--- TO DO ---
Leaving nothing out, print each line of the material exactly.

--- DATA ---
========

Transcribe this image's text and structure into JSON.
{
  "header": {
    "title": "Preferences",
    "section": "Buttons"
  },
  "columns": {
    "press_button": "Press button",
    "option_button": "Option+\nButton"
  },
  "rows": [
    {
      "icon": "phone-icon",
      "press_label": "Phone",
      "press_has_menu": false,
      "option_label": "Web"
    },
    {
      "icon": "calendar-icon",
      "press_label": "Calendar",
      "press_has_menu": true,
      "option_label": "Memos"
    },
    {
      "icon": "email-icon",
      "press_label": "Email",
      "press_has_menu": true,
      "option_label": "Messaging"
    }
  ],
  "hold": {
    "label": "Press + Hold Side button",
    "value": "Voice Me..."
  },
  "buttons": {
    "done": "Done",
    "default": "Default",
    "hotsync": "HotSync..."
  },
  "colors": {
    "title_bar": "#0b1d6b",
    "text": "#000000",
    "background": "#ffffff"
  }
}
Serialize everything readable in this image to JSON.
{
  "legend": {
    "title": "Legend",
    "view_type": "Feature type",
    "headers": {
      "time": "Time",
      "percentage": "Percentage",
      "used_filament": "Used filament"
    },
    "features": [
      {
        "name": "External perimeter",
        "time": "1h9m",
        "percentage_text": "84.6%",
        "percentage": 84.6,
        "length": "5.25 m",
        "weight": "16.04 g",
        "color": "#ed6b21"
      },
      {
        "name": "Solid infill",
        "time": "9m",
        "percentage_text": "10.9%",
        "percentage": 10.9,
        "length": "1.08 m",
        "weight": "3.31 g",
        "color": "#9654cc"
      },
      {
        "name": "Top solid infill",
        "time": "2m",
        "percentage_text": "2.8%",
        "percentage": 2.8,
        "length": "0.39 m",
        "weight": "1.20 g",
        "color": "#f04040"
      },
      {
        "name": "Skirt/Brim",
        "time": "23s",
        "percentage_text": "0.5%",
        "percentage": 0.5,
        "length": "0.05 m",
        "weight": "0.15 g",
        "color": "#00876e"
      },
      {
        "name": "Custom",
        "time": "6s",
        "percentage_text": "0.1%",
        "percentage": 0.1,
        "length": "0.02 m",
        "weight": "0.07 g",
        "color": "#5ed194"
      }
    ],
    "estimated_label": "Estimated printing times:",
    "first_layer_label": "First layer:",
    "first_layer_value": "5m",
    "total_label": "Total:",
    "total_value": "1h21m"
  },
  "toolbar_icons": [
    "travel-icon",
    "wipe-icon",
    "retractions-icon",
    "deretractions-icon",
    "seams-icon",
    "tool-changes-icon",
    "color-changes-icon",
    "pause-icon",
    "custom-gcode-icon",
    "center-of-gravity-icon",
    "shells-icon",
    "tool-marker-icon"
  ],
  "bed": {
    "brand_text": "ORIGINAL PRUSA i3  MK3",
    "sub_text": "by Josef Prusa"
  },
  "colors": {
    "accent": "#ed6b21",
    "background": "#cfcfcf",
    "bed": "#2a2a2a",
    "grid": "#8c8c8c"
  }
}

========

--- EXERCISE ANSWER ---
Transcribe this image's text and structure into JSON.
{
  "header": {
    "title": "Preferences",
    "section": "Buttons"
  },
  "columns": {
    "press_button": "Press button",
    "option_button": "Option+\nButton"
  },
  "rows": [
    {
      "icon": "phone-icon",
      "press_label": "Phone",
      "press_has_menu": false,
      "option_label": "Web"
    },
    {
      "icon": "calendar-icon",
      "press_label": "Calendar",
      "press_has_menu": true,
      "option_label": "Memos"
    },
    {
      "icon": "email-icon",
      "press_label": "Email",
      "press_has_menu": true,
      "option_label": "Messaging"
    }
  ],
  "hold": {
    "label": "Press + Hold Side button",
    "value": "Voice Me..."
  },
  "buttons": {
    "done": "Done",
    "default": "Default",
    "hotsync": "HotSync..."
  },
  "colors": {
    "title_bar": "#0b1d6b",
    "text": "#000000",
    "background": "#ffffff"
  }
}
Serialize everything readable in this image to JSON.
{
  "legend": {
    "title": "Legend",
    "view_type": "Feature type",
    "headers": {
      "time": "Time",
      "percentage": "Percentage",
      "used_filament": "Used filament"
    },
    "features": [
      {
        "name": "External perimeter",
        "time": "1h9m",
        "percentage_text": "84.6%",
        "percentage": 84.6,
        "length": "5.25 m",
        "weight": "16.04 g",
        "color": "#ed6b21"
      },
      {
        "name": "Solid infill",
        "time": "9m",
        "percentage_text": "10.9%",
        "percentage": 10.9,
        "length": "1.08 m",
        "weight": "3.31 g",
        "color": "#9654cc"
      },
      {
        "name": "Top solid infill",
        "time": "2m",
        "percentage_text": "2.8%",
        "percentage": 2.8,
        "length": "0.39 m",
        "weight": "1.20 g",
        "color": "#f04040"
      },
      {
        "name": "Skirt/Brim",
        "time": "23s",
        "percentage_text": "0.5%",
        "percentage": 0.5,
        "length": "0.05 m",
        "weight": "0.15 g",
        "color": "#00876e"
      },
      {
        "name": "Custom",
        "time": "6s",
        "percentage_text": "0.1%",
        "percentage": 0.1,
        "length": "0.02 m",
        "weight": "0.07 g",
        "color": "#5ed194"
      }
    ],
    "estimated_label": "Estimated printing times:",
    "first_layer_label": "First layer:",
    "first_layer_value": "5m",
    "total_label": "Total:",
    "total_value": "1h21m"
  },
  "toolbar_icons": [
    "travel-icon",
    "wipe-icon",
    "retractions-icon",
    "deretractions-icon",
    "seams-icon",
    "tool-changes-icon",
    "color-changes-icon",
    "pause-icon",
    "custom-gcode-icon",
    "center-of-gravity-icon",
    "shells-icon",
    "tool-marker-icon"
  ],
  "bed": {
    "brand_text": "ORIGINAL PRUSA i3  MK3",
    "sub_text": "by Josef Prusa"
  },
  "colors": {
    "accent": "#ed6b21",
    "background": "#cfcfcf",
    "bed": "#2a2a2a",
    "grid": "#8c8c8c"
  }
}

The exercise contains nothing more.